Future outlook

Overall the outlook for the pastoral industry in the VRD is very good, both economically and on a land management front. The live export market is predicted to continue to grow as South East Asian economies recover from the market collapse of 1997.

For producers to take advantage of these markets, the land condition needs to be well managed. At present in the VRD, the efficiency and sustainability of land-management practices is the focus of much research, and producers seem open to change. Various landcare and best best practice groups have been formed, and in 1996 the Victoria River District Conservation Association (VRDCA) had 30 member properties, which accounted for most of the land in the area. Demonstration sites and courses which assist producers improve land management practices and returns are in demand.

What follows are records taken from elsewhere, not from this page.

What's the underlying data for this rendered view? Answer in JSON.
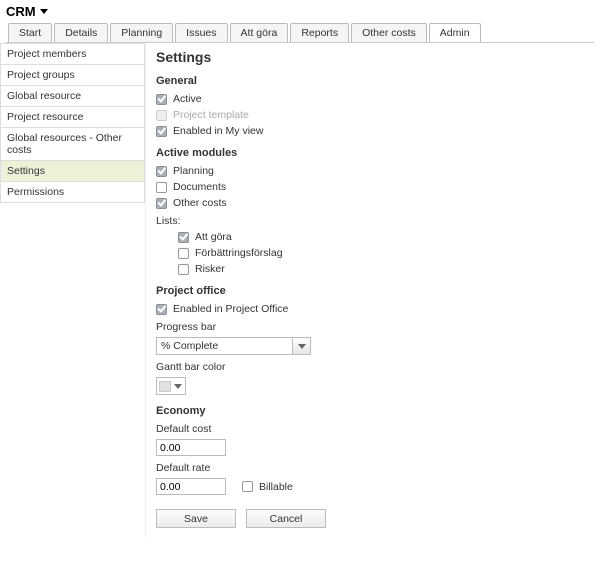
{
  "header": {
    "title": "CRM"
  },
  "tabs": [
    {
      "label": "Start"
    },
    {
      "label": "Details"
    },
    {
      "label": "Planning"
    },
    {
      "label": "Issues"
    },
    {
      "label": "Att göra"
    },
    {
      "label": "Reports"
    },
    {
      "label": "Other costs"
    },
    {
      "label": "Admin"
    }
  ],
  "sidebar": {
    "items": [
      {
        "label": "Project members"
      },
      {
        "label": "Project groups"
      },
      {
        "label": "Global resource"
      },
      {
        "label": "Project resource"
      },
      {
        "label": "Global resources - Other costs"
      },
      {
        "label": "Settings"
      },
      {
        "label": "Permissions"
      }
    ]
  },
  "settings": {
    "title": "Settings",
    "general": {
      "heading": "General",
      "active": "Active",
      "project_template": "Project template",
      "enabled_my_view": "Enabled in My view"
    },
    "modules": {
      "heading": "Active modules",
      "planning": "Planning",
      "documents": "Documents",
      "other_costs": "Other costs",
      "lists_label": "Lists:",
      "lists": {
        "att_gora": "Att göra",
        "forbattring": "Förbättringsförslag",
        "risker": "Risker"
      }
    },
    "project_office": {
      "heading": "Project office",
      "enabled": "Enabled in Project Office",
      "progress_label": "Progress bar",
      "progress_value": "% Complete",
      "color_label": "Gantt bar color"
    },
    "economy": {
      "heading": "Economy",
      "cost_label": "Default cost",
      "cost_value": "0.00",
      "rate_label": "Default rate",
      "rate_value": "0.00",
      "billable": "Billable"
    },
    "buttons": {
      "save": "Save",
      "cancel": "Cancel"
    }
  }
}
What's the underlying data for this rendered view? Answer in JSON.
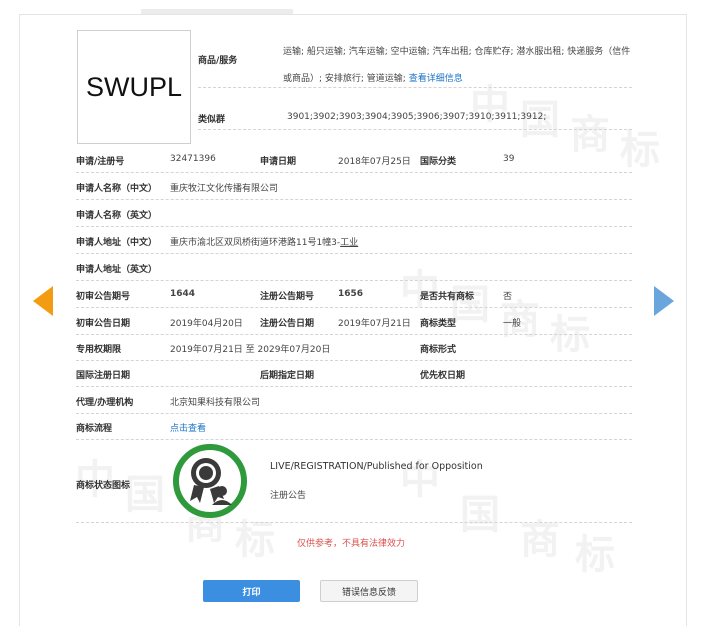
{
  "trademark": {
    "name": "SWUPL"
  },
  "goods": {
    "label": "商品/服务",
    "text": "运输; 船只运输; 汽车运输; 空中运输; 汽车出租; 仓库贮存; 潜水服出租; 快递服务（信件或商品）; 安排旅行; 管道运输; ",
    "link": "查看详细信息"
  },
  "similar_group": {
    "label": "类似群",
    "value": "3901;3902;3903;3904;3905;3906;3907;3910;3911;3912;"
  },
  "reg_number": {
    "label": "申请/注册号",
    "value": "32471396"
  },
  "app_date": {
    "label": "申请日期",
    "value": "2018年07月25日"
  },
  "intl_class": {
    "label": "国际分类",
    "value": "39"
  },
  "applicant_cn": {
    "label": "申请人名称（中文）",
    "value": "重庆牧江文化传播有限公司"
  },
  "applicant_en": {
    "label": "申请人名称（英文）",
    "value": ""
  },
  "address_cn": {
    "label": "申请人地址（中文）",
    "value": "重庆市渝北区双凤桥街道环港路11号1幢3-",
    "value_link": "工业"
  },
  "address_en": {
    "label": "申请人地址（英文）",
    "value": ""
  },
  "prelim_issue": {
    "label": "初审公告期号",
    "value": "1644"
  },
  "reg_issue": {
    "label": "注册公告期号",
    "value": "1656"
  },
  "shared": {
    "label": "是否共有商标",
    "value": "否"
  },
  "prelim_date": {
    "label": "初审公告日期",
    "value": "2019年04月20日"
  },
  "reg_date": {
    "label": "注册公告日期",
    "value": "2019年07月21日"
  },
  "tm_type": {
    "label": "商标类型",
    "value": "一般"
  },
  "exclusive": {
    "label": "专用权期限",
    "value": "2019年07月21日 至 2029年07月20日"
  },
  "tm_form": {
    "label": "商标形式",
    "value": ""
  },
  "intl_reg_date": {
    "label": "国际注册日期",
    "value": ""
  },
  "later_date": {
    "label": "后期指定日期",
    "value": ""
  },
  "priority_date": {
    "label": "优先权日期",
    "value": ""
  },
  "agent": {
    "label": "代理/办理机构",
    "value": "北京知果科技有限公司"
  },
  "process": {
    "label": "商标流程",
    "link": "点击查看"
  },
  "status": {
    "label": "商标状态图标",
    "en": "LIVE/REGISTRATION/Published for Opposition",
    "cn": "注册公告",
    "icon": "registered-trademark-badge-icon"
  },
  "disclaimer": "仅供参考，不具有法律效力",
  "buttons": {
    "print": "打印",
    "feedback": "错误信息反馈"
  },
  "watermarks": [
    "中",
    "国",
    "商",
    "标"
  ],
  "colors": {
    "accent_blue": "#3b8ee0",
    "link_blue": "#1a73c8",
    "arrow_left": "#f39c12",
    "arrow_right": "#6aa5dc",
    "badge_green": "#2e9a3c",
    "disclaimer_red": "#d9534f"
  }
}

The Tropical Savannas CRC initiated a management study in the region in 1996. The VRD Management Study provides a cohesive way to bring together a number of separate research projects in this district. See the links at the end of the page to read about the VRD Management Study.

Land systems

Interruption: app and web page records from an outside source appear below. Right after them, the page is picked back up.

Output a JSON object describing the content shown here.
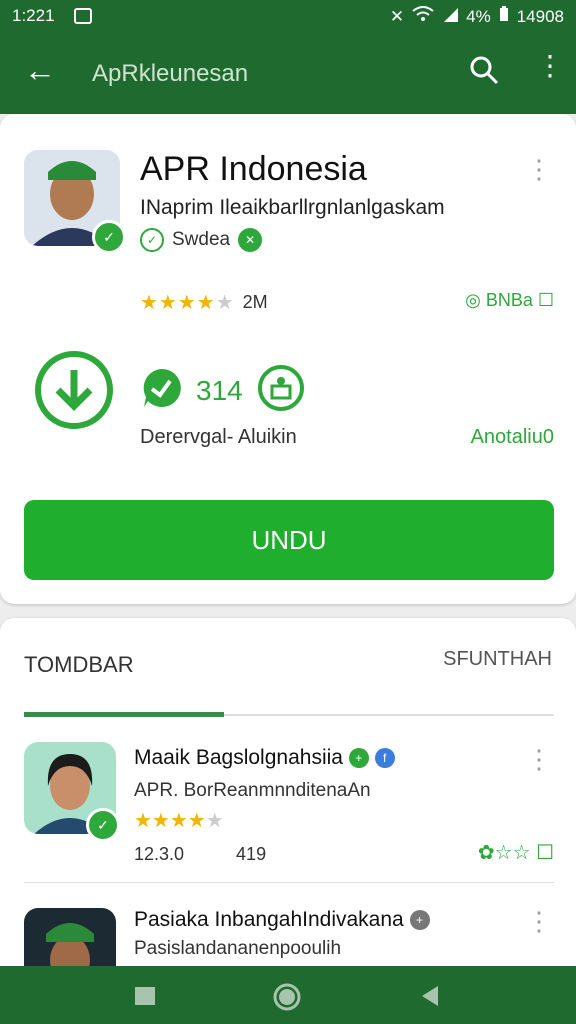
{
  "status_bar": {
    "time": "1:221",
    "right_text": "4%",
    "clock": "14908"
  },
  "app_bar": {
    "title": "ApRkleunesan"
  },
  "app": {
    "name": "APR Indonesia",
    "subtitle": "INaprim Ileaikbarllrgnlanlgaskam",
    "tag": "Swdea",
    "rating_count": "2M",
    "rank_label": "BNBa",
    "stat_count": "314",
    "description_left": "Derervgal- Aluikin",
    "description_right": "Anotaliu0",
    "install_label": "UNDU"
  },
  "section": {
    "title": "TOMDBAR",
    "link": "SFUNTHAH"
  },
  "list": [
    {
      "title": "Maaik Bagslolgnahsiia",
      "subtitle": "APR. BorReanmnnditenaAn",
      "version": "12.3.0",
      "size": "419"
    },
    {
      "title": "Pasiaka InbangahIndivakana",
      "subtitle": "Pasislandananenpooulih"
    }
  ],
  "colors": {
    "primary_dark": "#1f6b2f",
    "accent": "#2ea83a",
    "install": "#1fae2e",
    "star": "#f2b400"
  }
}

The Victoria River District is a mixture of grassy plains, rolling savannas and rocky spinifex country. Overall woodlands with grassy understoreys typify the vegetation over most the region, although tree density decreases significantly in the south. Around 30 per cent of the region may be considered 'unproductive country', because of low carrying capacity and inadequate stock control, although as the VRD develops this figure will continue to fall.

The region is characterised by large areas of hummock grasslands associated with sand and skeletal soils. There are around sixteen local pasture units making up the eight main pasture land communities, as described in Tothill, J. C. & Gillies, C. (1992), which are interspersed throughout the region.

The hummock grasslands are widespread throughout the central zone of the region. Here local pasture units include:

  • curly spinifex (Plectrachne pungens)
  • soft spinifex (Triodia pungens )

In the north-east and north-west large areas of monsoon annual tallgrass pastures, featuring annual sorghums (Sorghum intrans, S. stipoideum ), occur.

Patches of tropical-subtropical perennial tallgrass pastures of ribbongrass (Chrysopogon spp.) are scattered throughout the entire region. Aristida-Bothriochloa pastures, in eucalypt and open woodlands, are mainly found in the south-eastern corner of the region south of Daly Waters. The local pasture unit of this community is Aristidapruinosa-three awn. Mitchell grass (Astrebla spp.) tussock grasslands occur on clay soils found around the south of the region along the Buchanan Highway.

Bluegrass (Dicanthiumfecundum) also grow on clay soils but are found in the northern inland sectors and have a sinuous distribution associated with watercourses. North of the Mitchell grass tussock grasslands grow numerous patches of annual shortgrass forb pastures, without top feed (palatable shrubs and trees). They occur in low open woodland on calcareous soils in the drier sections of the region. Occurring along the coast are pockets of perennial shortgrass pasture lands of saltwater couch (Sporobolus spp.). These areas are not associated with top feed.

In good years the spaces between the Mitchell grass tussocks is taken up by annuals, especially flinders grass (Iseilema spp.).

Rainfall and pasture

The region has a warm dry monsoonal climate with rainfall concentrated between November and March. Rainfall can be highly variable, and decreases from around 1000 mm in the north to less than 400 mm in the south. Fluctuations in rainfall can have a significant effect on structure and composition of the Mitchell and mixed grassland communities especially in the south of the region. This part of the VRD also receives occasional falls of winter rain.

The period of useful pasture growth (growing season) can range from only 9 weeks in the south to 5 months in the north. However the nutritive value of grasses in the north, such as sorghum species, declines rapidly with maturity. The nutritional worth of grasses tends to improve as one heads south.